So too with the Torah scholar. One whose whole purpose of existence is to study, to understand, and to spread Torah wears the crown of Torah. It is not an activity of his; it is his life work. And in assuming this mission and unswervingly dedicating himself to it, he becomes the embodiment of the Torah and all it represents.
(Possibly for this reason there were times in our history in which it was customary for a bride and groom to don crowns as part of their wedding regalia (see Mishna Sotah 9:14). In wearing crowns they symbolize that they are not only celebrating a joyous occasion, but they are devoting their essences, wholly giving themselves over to a new relationship and level of existence. They no longer exist as separate individuals. They merge into a new, indivisible unit known as a Jewish home. Towards this end they dedicate and give themselves over, body and soul.)
Extending the metaphor of a crown a bit further, the true Torah scholar cannot skip a single night in his pursuit. If a crown would be missing a single jewel, it would be no crown. A crown’s beauty is not in its functionality but in its perfection. It must be whole and complete — just as the Torah scholar’s dedication must be complete and unwavering. Something would just be missing if the scholar takes off a single night to watch the game. If his devotion to Torah is divided, he may be a wonderful and devoted Jew: how many of us take off only an occasional evening for our diversions? But his crown is no longer whole. A chair which is a little wobbly is still basically functional, but a dented crown is worse than useless.
Our mishna concludes that the crown of a good name is superior to the other crowns, or more literally “goes up upon them.” As we observed and the commentators note, this cannot be a separate crown but is one which enhances the other three crowns. I.e., the other three crowns are only truly fitting if they carry with them a good name. What exactly is a “good name” and why is it so imperative for one who possesses a crown?
The answer is that if I identify so wholly with my mission, I must have a good “name” as well. Identifying too strongly with a cause can be a dangerous thing. Is my calling an obsession, a fanaticism I am committed to against all rationality and common sense? Such a person will be devoted to the Torah so utterly that it is to the detriment of everyone and everything else around him. It is easy — in fact tempting — to turn ironclad commitment into a barrier between myself and mankind. All I care is about “it” — and the fact that “its” purpose — i.e. the purpose of dedication to Torah — is ultimately to love G-d and mankind is somehow lost along the way. A cause easily assumes a life of its own, and my intense devotion to it may cause me to lose all sense of what it’s truly all about.
Thus, a crown must reflect positively on its bearer. The true Torah scholar must not only diligently study; he must transform himself into a being loved and admired by others as well. Or to state it differently, he must not only reflect the wisdom of Torah; he must reflect its beauty as well. I’ll conclude with a relevant passage from the Talmud (Yoma 86a), since it says it far better than I could: “One should study Torah and deal kindly with others, so that they say, “Fortunate is his father who taught him Torah! Fortunate is his teacher who taught him Torah! Woe to those who do not study Torah! This one who has studied Torah, see how beautiful are his ways!”

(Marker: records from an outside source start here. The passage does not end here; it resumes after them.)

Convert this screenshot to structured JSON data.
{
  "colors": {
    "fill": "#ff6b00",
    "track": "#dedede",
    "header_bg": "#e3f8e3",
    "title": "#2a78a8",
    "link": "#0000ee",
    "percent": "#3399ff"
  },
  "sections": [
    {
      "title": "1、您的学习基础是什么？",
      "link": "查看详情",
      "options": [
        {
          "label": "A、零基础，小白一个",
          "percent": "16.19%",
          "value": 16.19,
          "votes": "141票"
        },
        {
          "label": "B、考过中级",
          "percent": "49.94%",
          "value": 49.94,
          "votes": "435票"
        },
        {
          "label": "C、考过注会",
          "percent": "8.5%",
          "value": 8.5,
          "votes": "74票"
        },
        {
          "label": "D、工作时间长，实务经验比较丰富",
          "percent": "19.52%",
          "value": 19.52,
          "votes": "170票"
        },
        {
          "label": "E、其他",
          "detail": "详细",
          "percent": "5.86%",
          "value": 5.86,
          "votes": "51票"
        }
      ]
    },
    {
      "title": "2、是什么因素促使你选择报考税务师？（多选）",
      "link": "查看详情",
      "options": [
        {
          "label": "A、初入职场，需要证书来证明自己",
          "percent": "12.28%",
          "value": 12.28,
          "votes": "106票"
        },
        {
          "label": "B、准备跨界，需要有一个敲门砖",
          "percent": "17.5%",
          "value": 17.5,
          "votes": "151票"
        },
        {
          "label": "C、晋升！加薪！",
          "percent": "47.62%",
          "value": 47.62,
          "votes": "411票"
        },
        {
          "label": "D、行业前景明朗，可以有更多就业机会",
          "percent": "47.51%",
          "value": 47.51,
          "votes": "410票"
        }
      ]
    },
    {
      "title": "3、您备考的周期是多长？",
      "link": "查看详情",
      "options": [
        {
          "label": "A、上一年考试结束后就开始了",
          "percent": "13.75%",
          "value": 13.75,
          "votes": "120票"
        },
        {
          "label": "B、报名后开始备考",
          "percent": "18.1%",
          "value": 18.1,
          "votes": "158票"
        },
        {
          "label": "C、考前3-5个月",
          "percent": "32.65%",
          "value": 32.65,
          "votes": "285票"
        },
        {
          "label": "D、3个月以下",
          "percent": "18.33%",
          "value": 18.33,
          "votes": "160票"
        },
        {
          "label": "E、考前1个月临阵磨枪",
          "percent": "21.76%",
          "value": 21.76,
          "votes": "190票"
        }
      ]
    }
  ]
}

(Based in part on a lecture heard from Rabbi Yochanan Zweig and thought heard in the name of HaRav Aharon Kotler, zt”l.)
Text Copyright © 2005 by Rabbi Dovid Rosenfeld and Torah.org.